Measures of a bank's liquidity exposure
As discussed, a bank's liquidity risk is a function of the potential withdrawal of deposits and the potential utilization of loan demands under commitments granted, and the need to meet these demands from the sale of securities or the taking in of new deposits / loans. Thus, a bank must at all times be in a position to measure its liquidity situation. There are a number of tools that banks utilize in this regard:
• Net liquidity statement.
• Peer group comparisons.
• Liquidity index.
• Financing gap and the financing requirement.
• Liquidity planning.
The details of these measures will not be discussed here.
Banks are required by regulators submit a return/s on a monthly basis. A central bank31 expounds on the purpose:
"(2) The purpose of the return is to determine: (a) The contractual mismatch between assets and liabilities at the reporting date. (b) The anticipated cash flow requirement from money market sources, as calculated in terms of the ALCO model, for the six months following the reporting month. (c) The extent and anticipated maturity of selected items included in the mismatches reported in terms of...2(a) and2(b) above"
Bank liquidity and a "bank run"
A bank run is a banker's nightmare, and it is the ultimate manifestation of liquidity risk. It is not a mythical phenomenon; bank runs have happened in history on many occasions, and not many countries have escaped the experience.
Normally, banks' portfolios are structured to deal with customary withdrawals of deposits and utilization of loan commitments, and they plan ahead in order to cope with abnormal seasonal disturbances such as the huge demand for bank notes over the holiday seasons (particularly December/January in the southern hemisphere July/August in the northern hemisphere).
Large non-seasonal withdrawals of deposits can occur for a number of reasons:
• A sharp fall in a bank's profits, triggering concerns about the solvency of the bank.
• Loss of faith in the banking system in general.
• Rumours about the solvency of a bank.
• During the Great Depression (1929-1933) a mere queue outside a bank could have started a bank panic, and a run on the bank.
Some commentators add reasons such as marked changes in investor preferences, for example a positive shift in demands for treasury bills, away from bank deposits. We do not see this as a major reason, because the treasury bill will most likely be sourced from the banks themselves. It will be apparent that this amounts simply to bank disintermediation.
At the centre of the bank run are demand deposits and liquid assets. If the ratio of liquid assets to demand deposits is low, a bank run can be difficult. But the most important condition here is the standing of the bank. As we have said, a bank deposit lost is a bank deposit gained by another bank, and normally it flows back to the deficit bank in the interbank market. This is the norm when banks are of good standing and reputation. If this is not the case, interbank funds are not forthcoming.
This is where the central bank enters the picture.
The central bank and the bank run

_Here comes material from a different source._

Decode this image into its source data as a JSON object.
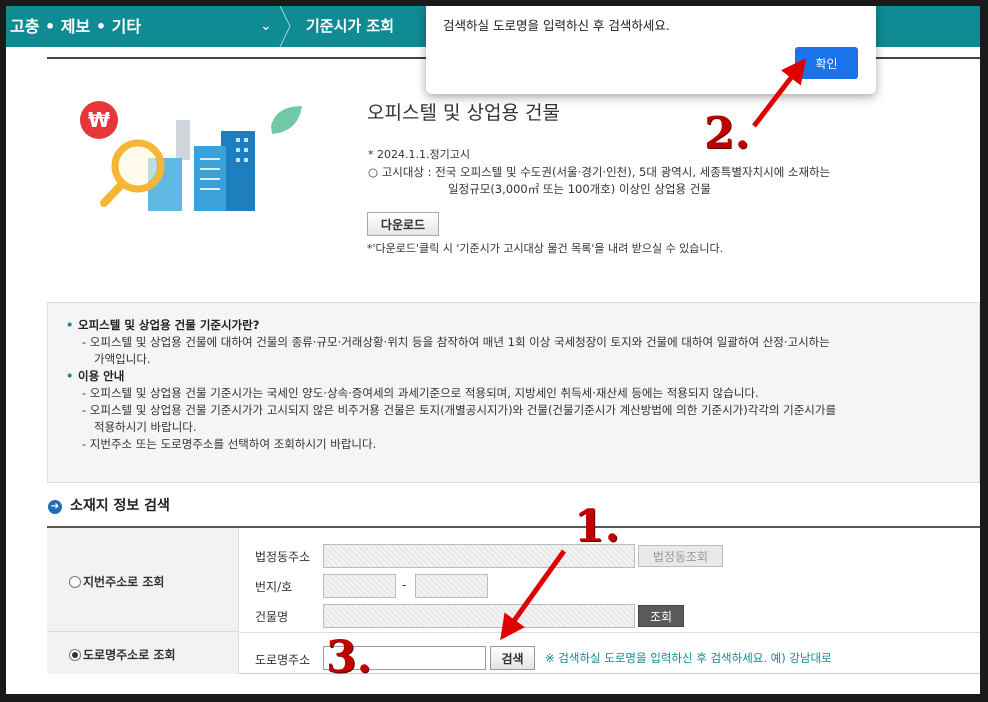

As said, in the event of a bank run on a bank with a poor reputation, no other banks will provide the beleaguered bank with interbank loans. The bank will have no option but to approach the central bank for assistance (in its function as the lender of last resort).
The central bank will have a dilemma: does it assist the bank with loans in order for the bank to meet the demand for funds or does it allow the bank to fail? Usually, the central bank will base its decision on whether the failure of the bank will lead to a contagion effect, i.e. that the banking system will be in jeopardy (systemic failure, the nightmare of a central banker).

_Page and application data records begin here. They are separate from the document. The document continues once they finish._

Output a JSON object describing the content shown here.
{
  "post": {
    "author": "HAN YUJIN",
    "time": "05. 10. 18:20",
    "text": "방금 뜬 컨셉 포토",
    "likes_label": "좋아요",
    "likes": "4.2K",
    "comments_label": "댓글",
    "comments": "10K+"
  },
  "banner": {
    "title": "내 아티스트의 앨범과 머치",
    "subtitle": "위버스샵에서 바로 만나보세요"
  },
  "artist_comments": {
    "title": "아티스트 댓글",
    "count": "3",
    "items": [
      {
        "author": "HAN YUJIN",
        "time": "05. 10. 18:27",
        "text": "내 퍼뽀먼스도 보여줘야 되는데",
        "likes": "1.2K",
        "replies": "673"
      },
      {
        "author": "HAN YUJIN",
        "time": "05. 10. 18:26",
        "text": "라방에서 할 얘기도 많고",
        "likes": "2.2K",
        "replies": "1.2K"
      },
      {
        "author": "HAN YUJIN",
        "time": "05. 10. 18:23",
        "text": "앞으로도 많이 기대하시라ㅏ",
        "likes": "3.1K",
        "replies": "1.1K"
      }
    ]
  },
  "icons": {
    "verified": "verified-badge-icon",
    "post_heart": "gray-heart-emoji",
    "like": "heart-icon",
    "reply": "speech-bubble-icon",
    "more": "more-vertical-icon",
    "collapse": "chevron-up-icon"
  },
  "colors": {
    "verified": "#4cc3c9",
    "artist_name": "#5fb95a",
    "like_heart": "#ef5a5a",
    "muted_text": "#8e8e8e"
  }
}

Central banks in most countries have allowed a number of smaller banks to fail, and, in some cases, a larger bank - but only when it does not fear systemic failure. In cases where it does, or when the relevant bank is solvent, but has a short term problem based on an unfounded bad rumour, it will support the bank.
Deposit insurance, i.e. insurance in terms of which depositors are protected against the failure of a bank, is an effective method to prevent bank runs. There is no reason for a client to panic and demand his/ her funds when a rumour arises about the solvability of a bank.

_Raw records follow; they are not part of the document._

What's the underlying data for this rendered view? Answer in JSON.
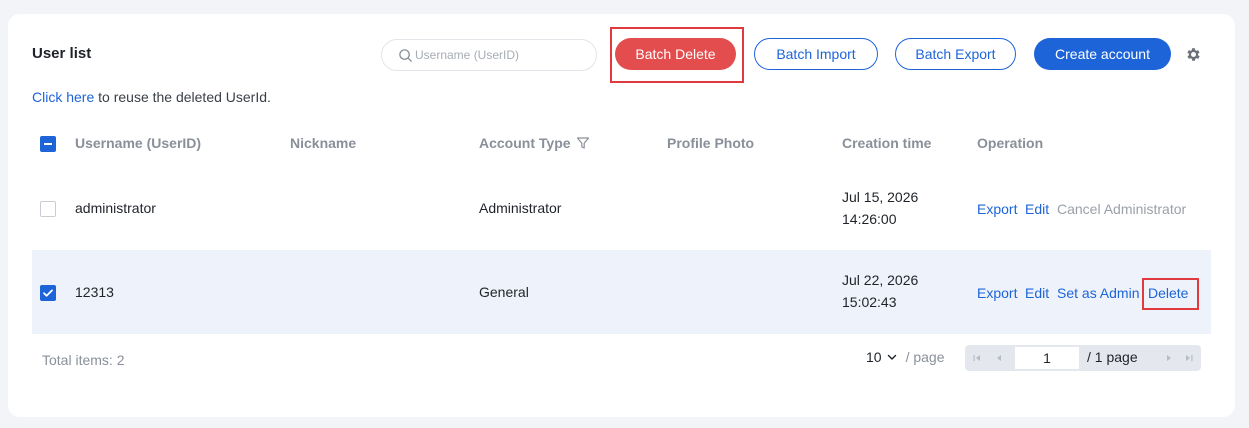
{
  "header": {
    "title": "User list",
    "search_placeholder": "Username (UserID)",
    "batch_delete": "Batch Delete",
    "batch_import": "Batch Import",
    "batch_export": "Batch Export",
    "create_account": "Create account"
  },
  "notice": {
    "link": "Click here",
    "text": " to reuse the deleted UserId."
  },
  "table": {
    "columns": [
      "Username (UserID)",
      "Nickname",
      "Account Type",
      "Profile Photo",
      "Creation time",
      "Operation"
    ],
    "rows": [
      {
        "checked": false,
        "username": "administrator",
        "nickname": "",
        "account_type": "Administrator",
        "date": "Jul 15, 2026",
        "time": "14:26:00",
        "ops": [
          "Export",
          "Edit",
          "Cancel Administrator"
        ]
      },
      {
        "checked": true,
        "username": "12313",
        "nickname": "",
        "account_type": "General",
        "date": "Jul 22, 2026",
        "time": "15:02:43",
        "ops": [
          "Export",
          "Edit",
          "Set as Admin",
          "Delete"
        ]
      }
    ]
  },
  "footer": {
    "total_label": "Total items:",
    "total_value": "2",
    "page_size": "10",
    "page_size_unit": "/ page",
    "current_page": "1",
    "total_pages": "/ 1 page"
  },
  "colors": {
    "primary": "#1e64d9",
    "danger": "#e34d4d",
    "highlight_box": "#e0393e",
    "selected_row": "#eef3fb"
  }
}
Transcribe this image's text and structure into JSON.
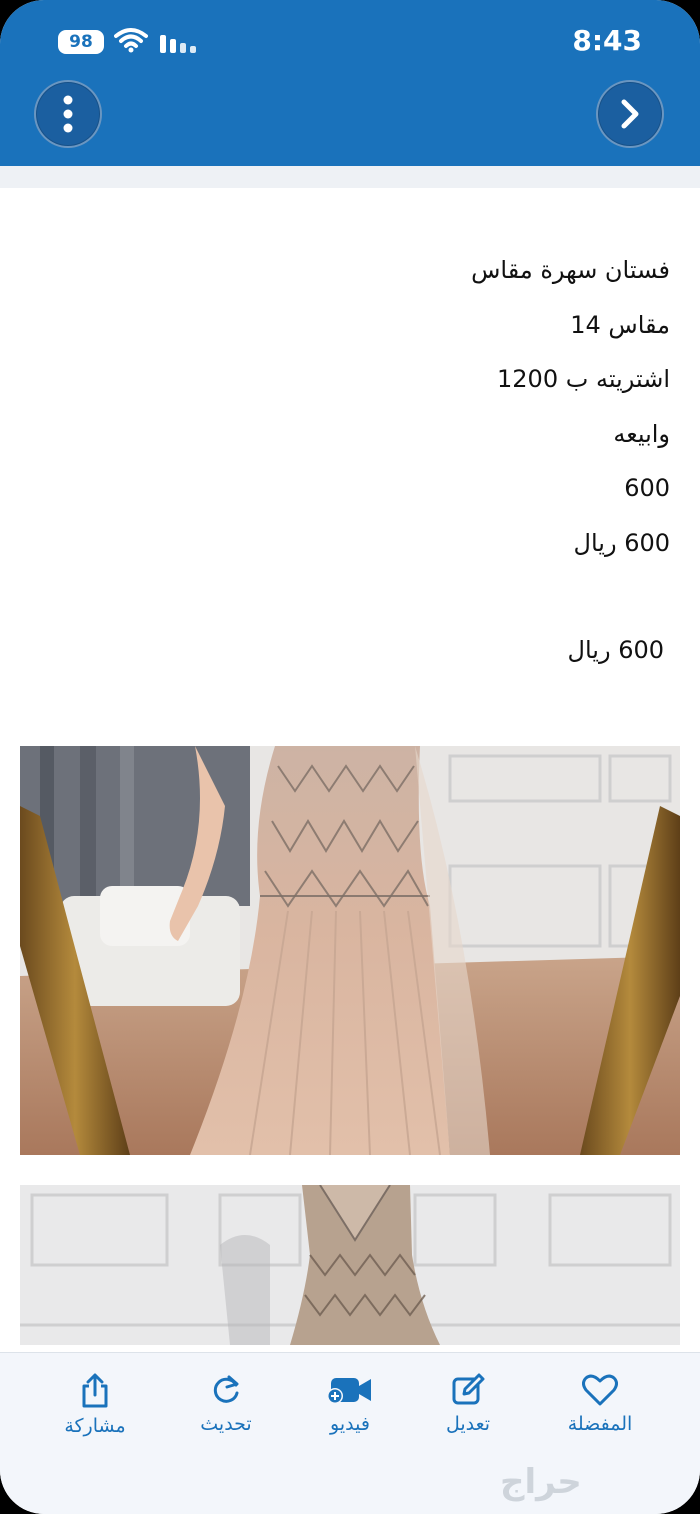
{
  "status_bar": {
    "time": "8:43",
    "battery": "98"
  },
  "header": {
    "menu_icon": "more-vertical-icon",
    "forward_icon": "chevron-right-icon"
  },
  "description": {
    "lines": [
      "فستان سهرة مقاس",
      "مقاس 14",
      "اشتريته ب 1200",
      "وابيعه",
      "600",
      "600 ريال"
    ]
  },
  "price": "600 ريال",
  "photos": [
    {
      "alt": "evening-dress-photo-1"
    },
    {
      "alt": "evening-dress-photo-2"
    }
  ],
  "tabbar": {
    "favorite": {
      "label": "المفضلة",
      "icon": "heart-icon"
    },
    "edit": {
      "label": "تعديل",
      "icon": "edit-icon"
    },
    "video": {
      "label": "فيديو",
      "icon": "video-add-icon"
    },
    "refresh": {
      "label": "تحديث",
      "icon": "refresh-icon"
    },
    "share": {
      "label": "مشاركة",
      "icon": "share-icon"
    }
  },
  "watermark": "حراج",
  "colors": {
    "header": "#1a72bb",
    "accent": "#1a72bb"
  }
}
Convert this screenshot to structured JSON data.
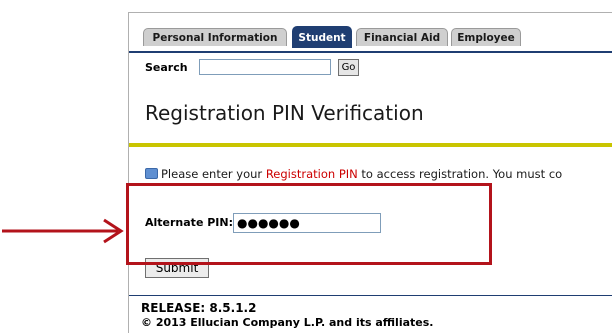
{
  "tabs": [
    {
      "label": "Personal Information",
      "active": false
    },
    {
      "label": "Student",
      "active": true
    },
    {
      "label": "Financial Aid",
      "active": false
    },
    {
      "label": "Employee",
      "active": false
    }
  ],
  "search": {
    "label": "Search",
    "value": "",
    "go_label": "Go"
  },
  "page_title": "Registration PIN Verification",
  "info": {
    "prefix": "Please enter your ",
    "link_text": "Registration PIN",
    "suffix": " to access registration. You must co"
  },
  "pin": {
    "label": "Alternate PIN:",
    "value": "●●●●●●"
  },
  "submit_label": "Submit",
  "footer": {
    "release": "RELEASE: 8.5.1.2",
    "copyright": "© 2013 Ellucian Company L.P. and its affiliates."
  },
  "colors": {
    "tab_active_bg": "#1f3e72",
    "gold_rule": "#c9c500",
    "link_red": "#cc0000",
    "annotation_red": "#b3131b"
  },
  "icons": {
    "info": "speech-bubble-icon",
    "pointer": "arrow-right-icon"
  }
}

Deposit insurance is controversial. The prime line of reasoning from the detractors is that deposit insurance is more of a cause of bank failures than the solution. The logic presented is that deposit insurance may encourage bankers to engage in more risky ventures.